Non-party candidates seek New Milford town office
NEW MILFORD — While his former political party was caucusing in a barroom last month, Joe DeGregorio was canvassing alone in the rain.
DeGregorio, who is running as an unaffiliated candidate for Town Council, hoped to get enough signatures to have his name placed on the November ballot. He apparently succeeded.
A Green Party member and former Democrat, DeGregorio turned in more than 100 signatures from registered voters. Since he needed only 65, he’s confident his candidacy will be approved this week by the Secretary of the State’s Office.
DeGregorio chose to run unaffiliated rather than as a Green Party member to reduce the amount of paperwork he would need to fill out.
“My biggest concern is just getting someone on the ballot who isn’t a Republican or Democrat,” he said. “I think there are a lot of people who want another choice.
“It’s time for a third seat at the table,” DeGregorio said. “It has been like 14 years of two-party flip-flop.”
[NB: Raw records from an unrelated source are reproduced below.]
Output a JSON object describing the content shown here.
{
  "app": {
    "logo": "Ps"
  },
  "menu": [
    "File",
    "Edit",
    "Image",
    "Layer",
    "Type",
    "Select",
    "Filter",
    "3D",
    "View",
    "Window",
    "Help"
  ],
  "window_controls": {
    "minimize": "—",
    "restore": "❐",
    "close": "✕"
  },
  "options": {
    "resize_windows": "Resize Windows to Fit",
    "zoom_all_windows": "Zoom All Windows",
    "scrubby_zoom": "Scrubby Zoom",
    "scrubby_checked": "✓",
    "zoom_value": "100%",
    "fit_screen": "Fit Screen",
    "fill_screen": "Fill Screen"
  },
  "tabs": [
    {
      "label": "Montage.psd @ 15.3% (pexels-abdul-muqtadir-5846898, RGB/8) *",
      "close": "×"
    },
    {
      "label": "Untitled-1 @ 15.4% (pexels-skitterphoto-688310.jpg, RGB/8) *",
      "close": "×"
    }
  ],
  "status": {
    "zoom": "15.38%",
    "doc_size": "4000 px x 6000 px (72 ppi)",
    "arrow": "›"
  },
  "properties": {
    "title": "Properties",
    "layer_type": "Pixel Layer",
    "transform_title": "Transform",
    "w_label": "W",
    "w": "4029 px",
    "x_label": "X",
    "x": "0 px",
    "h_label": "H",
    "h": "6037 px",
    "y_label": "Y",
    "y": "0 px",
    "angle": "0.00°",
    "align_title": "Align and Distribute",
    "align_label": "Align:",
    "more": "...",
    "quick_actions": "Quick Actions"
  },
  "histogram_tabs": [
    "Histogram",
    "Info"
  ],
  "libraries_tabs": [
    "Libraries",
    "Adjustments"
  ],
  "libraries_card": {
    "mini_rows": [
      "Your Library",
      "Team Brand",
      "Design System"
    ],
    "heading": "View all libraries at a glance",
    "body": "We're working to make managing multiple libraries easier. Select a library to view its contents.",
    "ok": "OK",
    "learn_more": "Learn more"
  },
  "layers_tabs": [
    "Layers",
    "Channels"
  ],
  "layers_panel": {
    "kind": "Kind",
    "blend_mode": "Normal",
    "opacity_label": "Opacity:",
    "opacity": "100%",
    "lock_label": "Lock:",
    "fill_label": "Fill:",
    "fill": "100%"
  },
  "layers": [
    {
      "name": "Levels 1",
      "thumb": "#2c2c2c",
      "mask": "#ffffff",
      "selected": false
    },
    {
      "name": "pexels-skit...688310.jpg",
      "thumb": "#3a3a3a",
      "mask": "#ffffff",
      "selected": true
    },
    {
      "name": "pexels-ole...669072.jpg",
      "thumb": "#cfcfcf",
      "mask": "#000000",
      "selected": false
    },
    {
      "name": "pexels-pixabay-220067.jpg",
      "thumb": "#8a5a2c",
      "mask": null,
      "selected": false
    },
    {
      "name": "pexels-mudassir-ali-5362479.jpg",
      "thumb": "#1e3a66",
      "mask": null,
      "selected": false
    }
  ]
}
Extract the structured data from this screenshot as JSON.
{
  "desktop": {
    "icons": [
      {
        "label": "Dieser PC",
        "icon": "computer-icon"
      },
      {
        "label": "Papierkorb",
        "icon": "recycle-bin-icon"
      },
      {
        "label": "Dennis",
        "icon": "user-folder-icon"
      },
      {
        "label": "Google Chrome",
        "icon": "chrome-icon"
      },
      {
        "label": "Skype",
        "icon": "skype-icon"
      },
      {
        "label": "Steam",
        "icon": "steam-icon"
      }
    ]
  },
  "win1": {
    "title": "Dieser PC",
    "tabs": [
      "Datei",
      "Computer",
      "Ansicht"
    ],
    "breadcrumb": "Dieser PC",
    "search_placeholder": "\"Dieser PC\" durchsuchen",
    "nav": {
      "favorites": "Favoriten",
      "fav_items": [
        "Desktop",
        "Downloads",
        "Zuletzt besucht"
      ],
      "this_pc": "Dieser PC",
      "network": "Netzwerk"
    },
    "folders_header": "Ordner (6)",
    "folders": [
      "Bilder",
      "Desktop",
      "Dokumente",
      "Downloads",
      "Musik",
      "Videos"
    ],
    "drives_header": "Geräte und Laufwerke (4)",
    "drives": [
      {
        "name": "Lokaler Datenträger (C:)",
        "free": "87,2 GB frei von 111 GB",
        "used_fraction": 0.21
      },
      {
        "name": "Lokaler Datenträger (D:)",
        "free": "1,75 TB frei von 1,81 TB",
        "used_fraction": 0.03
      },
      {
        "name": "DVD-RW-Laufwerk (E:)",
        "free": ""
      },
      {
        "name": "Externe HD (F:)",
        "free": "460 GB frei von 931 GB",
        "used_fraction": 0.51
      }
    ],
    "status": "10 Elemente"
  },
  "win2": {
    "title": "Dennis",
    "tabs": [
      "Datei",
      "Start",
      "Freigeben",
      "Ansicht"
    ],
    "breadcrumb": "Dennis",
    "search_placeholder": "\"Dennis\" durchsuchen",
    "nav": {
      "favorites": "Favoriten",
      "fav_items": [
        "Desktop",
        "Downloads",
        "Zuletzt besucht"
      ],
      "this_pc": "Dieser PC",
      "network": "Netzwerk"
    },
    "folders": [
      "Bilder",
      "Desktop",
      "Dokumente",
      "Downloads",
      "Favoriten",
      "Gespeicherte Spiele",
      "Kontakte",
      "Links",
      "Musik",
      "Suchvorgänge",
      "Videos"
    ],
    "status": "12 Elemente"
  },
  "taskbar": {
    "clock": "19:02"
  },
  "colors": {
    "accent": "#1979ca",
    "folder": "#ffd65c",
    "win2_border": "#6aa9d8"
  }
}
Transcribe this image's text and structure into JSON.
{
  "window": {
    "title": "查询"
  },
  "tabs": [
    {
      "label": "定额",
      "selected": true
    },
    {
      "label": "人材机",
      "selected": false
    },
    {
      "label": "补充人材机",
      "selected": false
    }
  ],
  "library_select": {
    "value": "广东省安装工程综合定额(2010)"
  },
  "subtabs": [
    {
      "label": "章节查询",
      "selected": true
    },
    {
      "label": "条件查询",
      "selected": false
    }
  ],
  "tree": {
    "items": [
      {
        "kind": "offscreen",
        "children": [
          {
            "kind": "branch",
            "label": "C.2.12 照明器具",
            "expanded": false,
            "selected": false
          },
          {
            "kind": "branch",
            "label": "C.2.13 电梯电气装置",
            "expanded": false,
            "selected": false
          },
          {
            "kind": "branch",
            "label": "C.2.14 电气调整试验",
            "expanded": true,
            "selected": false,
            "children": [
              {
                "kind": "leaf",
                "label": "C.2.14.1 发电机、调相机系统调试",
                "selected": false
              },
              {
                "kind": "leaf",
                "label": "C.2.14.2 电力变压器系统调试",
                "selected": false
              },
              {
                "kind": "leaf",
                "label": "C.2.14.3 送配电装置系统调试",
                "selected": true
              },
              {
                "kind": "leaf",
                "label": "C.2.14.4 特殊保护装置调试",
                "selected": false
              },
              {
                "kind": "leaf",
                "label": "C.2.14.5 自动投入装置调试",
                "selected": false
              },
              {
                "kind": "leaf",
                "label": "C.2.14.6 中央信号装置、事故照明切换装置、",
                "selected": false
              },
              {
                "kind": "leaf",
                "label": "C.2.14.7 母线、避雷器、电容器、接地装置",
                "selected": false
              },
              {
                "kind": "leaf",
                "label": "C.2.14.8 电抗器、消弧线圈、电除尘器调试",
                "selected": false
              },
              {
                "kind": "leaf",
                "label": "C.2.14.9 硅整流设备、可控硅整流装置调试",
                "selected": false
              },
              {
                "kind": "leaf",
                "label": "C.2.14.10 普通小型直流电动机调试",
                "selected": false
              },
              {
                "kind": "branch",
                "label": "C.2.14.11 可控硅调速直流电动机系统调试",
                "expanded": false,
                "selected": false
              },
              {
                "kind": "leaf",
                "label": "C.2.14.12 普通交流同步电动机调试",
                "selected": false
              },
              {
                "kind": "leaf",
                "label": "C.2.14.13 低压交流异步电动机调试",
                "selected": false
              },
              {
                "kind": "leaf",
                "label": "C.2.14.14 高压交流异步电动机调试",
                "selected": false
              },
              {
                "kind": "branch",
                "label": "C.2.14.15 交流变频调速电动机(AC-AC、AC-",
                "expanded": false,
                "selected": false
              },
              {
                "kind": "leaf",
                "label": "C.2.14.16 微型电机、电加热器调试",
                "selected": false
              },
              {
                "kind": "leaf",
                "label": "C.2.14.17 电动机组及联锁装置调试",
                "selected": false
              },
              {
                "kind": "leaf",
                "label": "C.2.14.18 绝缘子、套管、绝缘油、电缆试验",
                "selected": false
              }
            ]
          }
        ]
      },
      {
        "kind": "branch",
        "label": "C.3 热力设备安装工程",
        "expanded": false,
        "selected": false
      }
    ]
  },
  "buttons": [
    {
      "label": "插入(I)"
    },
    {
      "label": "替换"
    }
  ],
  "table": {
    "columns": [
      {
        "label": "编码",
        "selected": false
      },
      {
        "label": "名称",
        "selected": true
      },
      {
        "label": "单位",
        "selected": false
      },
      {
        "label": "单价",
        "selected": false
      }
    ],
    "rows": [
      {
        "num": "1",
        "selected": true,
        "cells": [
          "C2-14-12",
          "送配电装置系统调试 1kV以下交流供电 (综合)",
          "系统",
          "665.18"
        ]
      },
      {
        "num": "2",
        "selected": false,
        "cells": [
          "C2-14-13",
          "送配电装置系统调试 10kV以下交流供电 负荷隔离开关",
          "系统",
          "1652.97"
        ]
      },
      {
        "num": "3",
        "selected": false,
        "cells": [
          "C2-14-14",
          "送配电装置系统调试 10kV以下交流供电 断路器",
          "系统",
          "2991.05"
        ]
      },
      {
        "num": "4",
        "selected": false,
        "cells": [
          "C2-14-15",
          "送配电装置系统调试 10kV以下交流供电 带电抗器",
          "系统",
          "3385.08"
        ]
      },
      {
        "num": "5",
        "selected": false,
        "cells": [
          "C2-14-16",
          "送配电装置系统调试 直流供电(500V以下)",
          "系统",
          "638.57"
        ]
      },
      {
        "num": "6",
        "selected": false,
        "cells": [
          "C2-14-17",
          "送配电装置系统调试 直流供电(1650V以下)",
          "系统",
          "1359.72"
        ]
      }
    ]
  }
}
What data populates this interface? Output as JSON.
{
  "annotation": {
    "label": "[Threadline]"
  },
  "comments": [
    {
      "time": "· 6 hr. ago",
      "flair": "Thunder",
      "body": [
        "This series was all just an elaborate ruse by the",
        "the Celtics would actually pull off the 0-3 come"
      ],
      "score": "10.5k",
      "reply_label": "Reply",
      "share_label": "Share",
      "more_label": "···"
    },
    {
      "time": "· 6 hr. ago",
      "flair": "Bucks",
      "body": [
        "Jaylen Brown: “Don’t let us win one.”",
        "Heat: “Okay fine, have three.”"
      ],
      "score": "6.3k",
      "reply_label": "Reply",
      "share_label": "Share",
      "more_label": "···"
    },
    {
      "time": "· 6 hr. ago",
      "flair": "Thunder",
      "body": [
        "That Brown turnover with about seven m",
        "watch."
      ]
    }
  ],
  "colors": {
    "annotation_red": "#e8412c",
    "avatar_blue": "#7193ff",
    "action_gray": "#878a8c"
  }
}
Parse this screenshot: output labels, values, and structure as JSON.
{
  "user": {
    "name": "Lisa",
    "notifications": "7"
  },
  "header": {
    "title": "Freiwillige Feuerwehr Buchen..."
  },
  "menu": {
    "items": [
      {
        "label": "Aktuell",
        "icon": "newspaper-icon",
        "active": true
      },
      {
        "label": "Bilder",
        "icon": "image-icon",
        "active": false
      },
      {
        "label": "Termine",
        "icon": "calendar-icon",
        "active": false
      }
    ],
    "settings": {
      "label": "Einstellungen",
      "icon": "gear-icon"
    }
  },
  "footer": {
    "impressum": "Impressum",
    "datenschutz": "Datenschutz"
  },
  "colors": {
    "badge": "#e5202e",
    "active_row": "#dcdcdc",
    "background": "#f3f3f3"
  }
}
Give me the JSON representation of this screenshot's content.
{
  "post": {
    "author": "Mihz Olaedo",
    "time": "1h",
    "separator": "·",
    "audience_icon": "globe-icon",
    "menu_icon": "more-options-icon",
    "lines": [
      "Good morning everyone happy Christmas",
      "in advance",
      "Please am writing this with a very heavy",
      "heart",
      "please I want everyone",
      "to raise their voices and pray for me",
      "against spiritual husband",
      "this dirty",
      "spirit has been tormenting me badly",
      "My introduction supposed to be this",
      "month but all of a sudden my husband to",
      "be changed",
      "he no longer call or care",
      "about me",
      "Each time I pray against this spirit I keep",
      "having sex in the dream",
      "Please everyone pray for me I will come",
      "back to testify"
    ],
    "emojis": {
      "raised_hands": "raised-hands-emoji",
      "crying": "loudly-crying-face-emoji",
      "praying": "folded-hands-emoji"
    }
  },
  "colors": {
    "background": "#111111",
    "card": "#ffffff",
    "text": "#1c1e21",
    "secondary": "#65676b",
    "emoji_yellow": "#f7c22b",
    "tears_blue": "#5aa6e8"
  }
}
An unaffiliated candidate campaigning for elected town office isn’t unheard of in New Milford, said Town Clerk Noreen Prichard, but it’s uncommon.
And this year, DeGregorio isn’t the only minor-party or unaffiliated candidate coming forward.
Mike Sennello plans to run for Town Council as a Libertarian, and another candidate has submitted paperwork to run for a seat on the Planning Commission, though he has not declared a party, Prichard said.
Without party backing or party money, DeGregorio, now a member of the board of finance, said he plans a word-of-mouth campaign, telling voters about his desire for more transparency in local government and fewer party-line votes.
All campaign funds will come from his own pocket, he said, and he’s not keen on printing signs or campaign literature.
“I am a member of the Green Party,” he said. “So I don’t want a bunch of plastic signs out there, and high-gloss candidate cards don’t biodegrade too easy.”
Sennello, in a Facebook post, said his platform is simply “exceptional value judgment: knowing how to best decide whether an idea, endeavor, or thing is good or bad.”
Republican Town Committee Chairman Mike Barnes said he welcomes the competition.
“This will bring a diversity of opinions,” Barnes said. “It presents a healthy dialogue and it will help us refine our message.”
Barnes said candidates from outside the two major parties haven’t historically hurt Republicans or Democrats, and rarely win seats on elected boards.